ACTION ITEM: Looking at the data, count the lines where the word "text" occurs and answer with only the number.

Data excerpts
---
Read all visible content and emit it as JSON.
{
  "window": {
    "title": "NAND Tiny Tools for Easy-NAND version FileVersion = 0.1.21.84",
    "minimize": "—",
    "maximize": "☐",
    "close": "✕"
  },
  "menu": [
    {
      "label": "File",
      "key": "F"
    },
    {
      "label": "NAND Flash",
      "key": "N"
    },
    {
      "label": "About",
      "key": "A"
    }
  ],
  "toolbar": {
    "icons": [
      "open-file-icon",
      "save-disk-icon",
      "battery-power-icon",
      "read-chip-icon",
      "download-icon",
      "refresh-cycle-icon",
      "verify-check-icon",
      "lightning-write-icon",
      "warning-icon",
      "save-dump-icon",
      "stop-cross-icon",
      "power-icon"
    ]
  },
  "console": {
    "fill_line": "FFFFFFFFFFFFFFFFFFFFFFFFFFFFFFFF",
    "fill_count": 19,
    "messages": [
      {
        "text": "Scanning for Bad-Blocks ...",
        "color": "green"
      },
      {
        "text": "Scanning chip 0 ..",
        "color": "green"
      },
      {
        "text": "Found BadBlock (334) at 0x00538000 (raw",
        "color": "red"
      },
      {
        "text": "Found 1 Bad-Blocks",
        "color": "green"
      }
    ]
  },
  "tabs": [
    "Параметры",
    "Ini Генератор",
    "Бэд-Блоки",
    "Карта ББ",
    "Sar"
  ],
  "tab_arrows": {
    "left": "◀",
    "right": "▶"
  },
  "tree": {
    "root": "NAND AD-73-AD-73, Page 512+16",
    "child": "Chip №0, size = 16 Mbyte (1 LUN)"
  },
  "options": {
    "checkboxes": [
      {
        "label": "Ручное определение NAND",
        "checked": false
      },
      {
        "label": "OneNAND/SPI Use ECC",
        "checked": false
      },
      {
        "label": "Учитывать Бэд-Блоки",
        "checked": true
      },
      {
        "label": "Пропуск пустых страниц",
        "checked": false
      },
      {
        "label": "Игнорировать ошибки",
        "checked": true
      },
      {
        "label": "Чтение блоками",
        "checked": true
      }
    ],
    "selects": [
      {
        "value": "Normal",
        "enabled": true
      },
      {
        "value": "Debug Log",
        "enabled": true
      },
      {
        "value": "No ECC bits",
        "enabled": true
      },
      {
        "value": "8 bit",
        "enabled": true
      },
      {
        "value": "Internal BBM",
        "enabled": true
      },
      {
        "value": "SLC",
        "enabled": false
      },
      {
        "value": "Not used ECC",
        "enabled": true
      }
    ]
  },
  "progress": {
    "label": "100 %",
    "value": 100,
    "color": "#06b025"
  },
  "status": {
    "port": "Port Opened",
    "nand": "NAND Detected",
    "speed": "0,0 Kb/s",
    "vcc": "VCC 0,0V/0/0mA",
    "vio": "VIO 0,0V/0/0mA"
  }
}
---
ANSWER BOX: 4